Prime Minister Nguyen Tan Dung and Deputy Prime Minister Vu Duc Dam on August 9 had an emergency meeting in Hanoi with related ministries and agencies to seek ways to prevent Ebola virus disease that is raging across West Africa.

PM Dung stressed that the most important goal currently is to prevent Ebola from entering Vietnam and ensure the safety of people from the disease.

He asked the Ministry of Health to collaborate closely with the World Health Organisation (WHO) to get thorough understanding of the situation, while updating the community with the developments and well as the danger of the disease.

He urged the ministry to educate people on the transmission method of the disease and ways to protect themselves from being infected.

It is also important to prepare plans of response as well as treatment methods in case Ebola enters Vietnam , he said.

PM Dung also asked for the installation of health observation equipment in all border gates, while taking measures to limit citizens from travelling to affected countries.

In an effort to prevent the disease, the Ministry of Health will ask people from West African countries affected by the Ebola outbreak to sign a medical declaration before entering Vietnam from August 15.

Any person suspected of having come into contact with the virus will be stopped at airports or border gates by quarantine staff, isolated and given medical support.

The ministry reported that as of August 7, Vietnam had not recorded any Ebola cases, but the deadly virus may enter the country through tourists, guest workers coming from or others transiting via West African countries.

Also on August 9, the People’s Committee of the northern boundary province of Lao Cai also issued an emergency direction asking its health sector to step up prevention measure against Ebola, with a focus on health supervision on people entering Vietnam through the Lao Cai International Border Gate.

According to WHO, Ebola is introduced into the human population through close contact with the blood, secretions, organs or other bodily fluids of infected animals.

It then spreads in the community through human-to-human transmission, with infection resulting from direct contact (through broken skin or mucous membranes) with the blood, secretions, organs or other bodily fluids of infected people, and indirect contact with environments contaminated with such fluids.

The disease is a severe acute viral illness often characterised by the sudden onset of fever, intense weakness, muscle pain, headache and sore throat. This is followed by vomiting, diarrhoea, rash, impaired kidney and liver function, and in some cases, both internal and external bleeding.

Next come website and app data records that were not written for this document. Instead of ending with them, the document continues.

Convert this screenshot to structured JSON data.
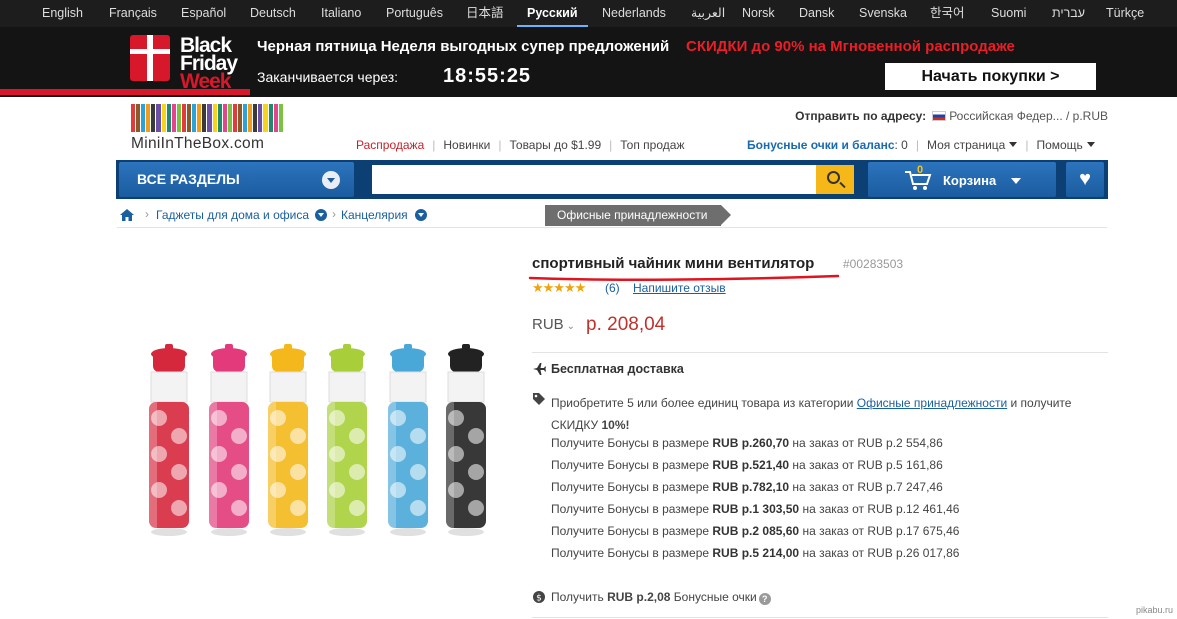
{
  "languages": [
    "English",
    "Français",
    "Español",
    "Deutsch",
    "Italiano",
    "Português",
    "日本語",
    "Русский",
    "Nederlands",
    "العربية",
    "Norsk",
    "Dansk",
    "Svenska",
    "한국어",
    "Suomi",
    "עברית",
    "Türkçe"
  ],
  "active_language": "Русский",
  "banner": {
    "logo": [
      "Black",
      "Friday",
      "Week"
    ],
    "title": "Черная пятница Неделя выгодных супер предложений",
    "sale": "СКИДКИ до 90% на Мгновенной распродаже",
    "ends_label": "Заканчивается через:",
    "timer": "18:55:25",
    "cta": "Начать покупки >",
    "colors": {
      "accent": "#d7182a",
      "background": "#141414"
    }
  },
  "header": {
    "logo_text": "MiniInTheBox.com",
    "ship_label": "Отправить по адресу:",
    "ship_value": "Российская Федер... / р.RUB",
    "nav": [
      "Распродажа",
      "Новинки",
      "Товары до $1.99",
      "Топ продаж"
    ],
    "bonus_label": "Бонусные очки и баланс",
    "bonus_value": ": 0",
    "my_page": "Моя страница",
    "help": "Помощь"
  },
  "toolbar": {
    "all_categories": "ВСЕ РАЗДЕЛЫ",
    "search_placeholder": "",
    "cart_label": "Корзина",
    "cart_count": "0",
    "colors": {
      "bar": "#0c3f73",
      "search_button": "#f5b818"
    }
  },
  "breadcrumb": {
    "items": [
      "Гаджеты для дома и офиса",
      "Канцелярия"
    ],
    "current": "Офисные принадлежности"
  },
  "product": {
    "title": "спортивный чайник мини вентилятор",
    "sku": "#00283503",
    "stars": "★★★★★",
    "rating_count": "(6)",
    "review_link": "Напишите отзыв",
    "currency": "RUB",
    "price": "р. 208,04",
    "free_shipping": "Бесплатная доставка",
    "promo_pre": "Приобретите 5 или более единиц товара из категории ",
    "promo_link": "Офисные принадлежности",
    "promo_post": " и получите СКИДКУ ",
    "promo_discount": "10%!",
    "bonuses": [
      {
        "pre": "Получите Бонусы в размере ",
        "amount": "RUB р.260,70",
        "post": " на заказ от RUB р.2 554,86"
      },
      {
        "pre": "Получите Бонусы в размере ",
        "amount": "RUB р.521,40",
        "post": " на заказ от RUB р.5 161,86"
      },
      {
        "pre": "Получите Бонусы в размере ",
        "amount": "RUB р.782,10",
        "post": " на заказ от RUB р.7 247,46"
      },
      {
        "pre": "Получите Бонусы в размере ",
        "amount": "RUB р.1 303,50",
        "post": " на заказ от RUB р.12 461,46"
      },
      {
        "pre": "Получите Бонусы в размере ",
        "amount": "RUB р.2 085,60",
        "post": " на заказ от RUB р.17 675,46"
      },
      {
        "pre": "Получите Бонусы в размере ",
        "amount": "RUB р.5 214,00",
        "post": " на заказ от RUB р.26 017,86"
      }
    ],
    "get_pre": "Получить ",
    "get_amount": "RUB р.2,08",
    "get_post": " Бонусные очки",
    "bottle_colors": [
      "#d6283c",
      "#e23a7a",
      "#f4b81c",
      "#a8cf3a",
      "#4aa8d8",
      "#222222"
    ]
  },
  "watermark": "pikabu.ru"
}
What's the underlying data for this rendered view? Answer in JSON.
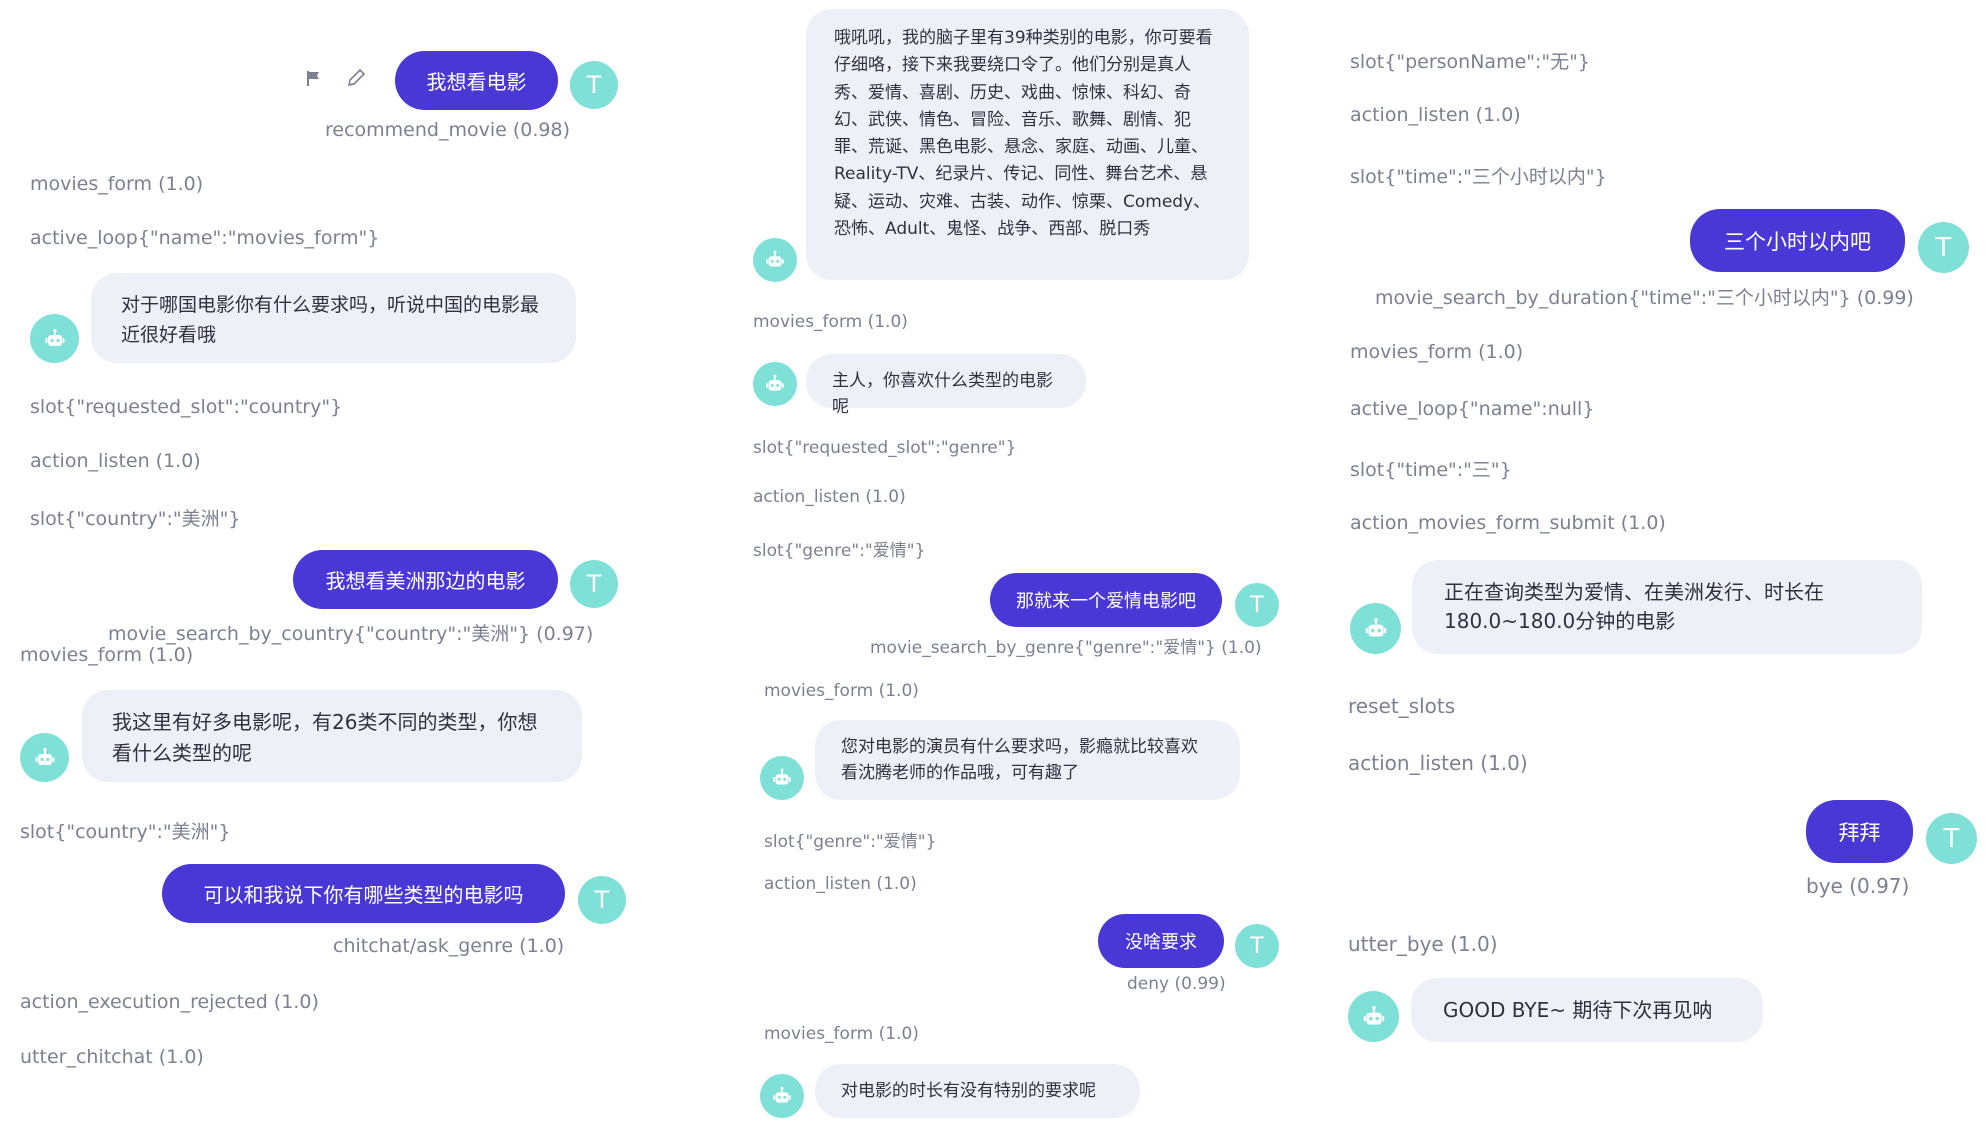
{
  "avatar": {
    "user_initial": "T"
  },
  "col1": {
    "u1": {
      "text": "我想看电影",
      "intent": "recommend_movie (0.98)"
    },
    "e1": "movies_form (1.0)",
    "e2": "active_loop{\"name\":\"movies_form\"}",
    "b1": "对于哪国电影你有什么要求吗，听说中国的电影最近很好看哦",
    "e3": "slot{\"requested_slot\":\"country\"}",
    "e4": "action_listen (1.0)",
    "e5": "slot{\"country\":\"美洲\"}",
    "u2": {
      "text": "我想看美洲那边的电影",
      "intent": "movie_search_by_country{\"country\":\"美洲\"} (0.97)"
    },
    "e6": "movies_form (1.0)",
    "b2": "我这里有好多电影呢，有26类不同的类型，你想看什么类型的呢",
    "e7": "slot{\"country\":\"美洲\"}",
    "u3": {
      "text": "可以和我说下你有哪些类型的电影吗",
      "intent": "chitchat/ask_genre (1.0)"
    },
    "e8": "action_execution_rejected (1.0)",
    "e9": "utter_chitchat (1.0)"
  },
  "col2": {
    "b1": "哦吼吼，我的脑子里有39种类别的电影，你可要看仔细咯，接下来我要绕口令了。他们分别是真人秀、爱情、喜剧、历史、戏曲、惊悚、科幻、奇幻、武侠、情色、冒险、音乐、歌舞、剧情、犯罪、荒诞、黑色电影、悬念、家庭、动画、儿童、Reality-TV、纪录片、传记、同性、舞台艺术、悬疑、运动、灾难、古装、动作、惊栗、Comedy、恐怖、Adult、鬼怪、战争、西部、脱口秀",
    "e1": "movies_form (1.0)",
    "b2": "主人，你喜欢什么类型的电影呢",
    "e2": "slot{\"requested_slot\":\"genre\"}",
    "e3": "action_listen (1.0)",
    "e4": "slot{\"genre\":\"爱情\"}",
    "u1": {
      "text": "那就来一个爱情电影吧",
      "intent": "movie_search_by_genre{\"genre\":\"爱情\"} (1.0)"
    },
    "e5": "movies_form (1.0)",
    "b3": "您对电影的演员有什么要求吗，影瘾就比较喜欢看沈腾老师的作品哦，可有趣了",
    "e6": "slot{\"genre\":\"爱情\"}",
    "e7": "action_listen (1.0)",
    "u2": {
      "text": "没啥要求",
      "intent": "deny (0.99)"
    },
    "e8": "movies_form (1.0)",
    "b4": "对电影的时长有没有特别的要求呢"
  },
  "col3": {
    "e1": "slot{\"personName\":\"无\"}",
    "e2": "action_listen (1.0)",
    "e3": "slot{\"time\":\"三个小时以内\"}",
    "u1": {
      "text": "三个小时以内吧",
      "intent": "movie_search_by_duration{\"time\":\"三个小时以内\"} (0.99)"
    },
    "e4": "movies_form (1.0)",
    "e5": "active_loop{\"name\":null}",
    "e6": "slot{\"time\":\"三\"}",
    "e7": "action_movies_form_submit (1.0)",
    "b1": "正在查询类型为爱情、在美洲发行、时长在180.0~180.0分钟的电影",
    "e8": "reset_slots",
    "e9": "action_listen (1.0)",
    "u2": {
      "text": "拜拜",
      "intent": "bye (0.97)"
    },
    "e10": "utter_bye (1.0)",
    "b2": "GOOD BYE~ 期待下次再见呐"
  }
}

As yet, no licenced vaccination for Ebola is available.

On August 6, WHO reported Ebola affections were 1,711, with death toll rising to 932, mostly in West African countries of Guinea, Liberia, Nigeria and Sierra Leone.-VNA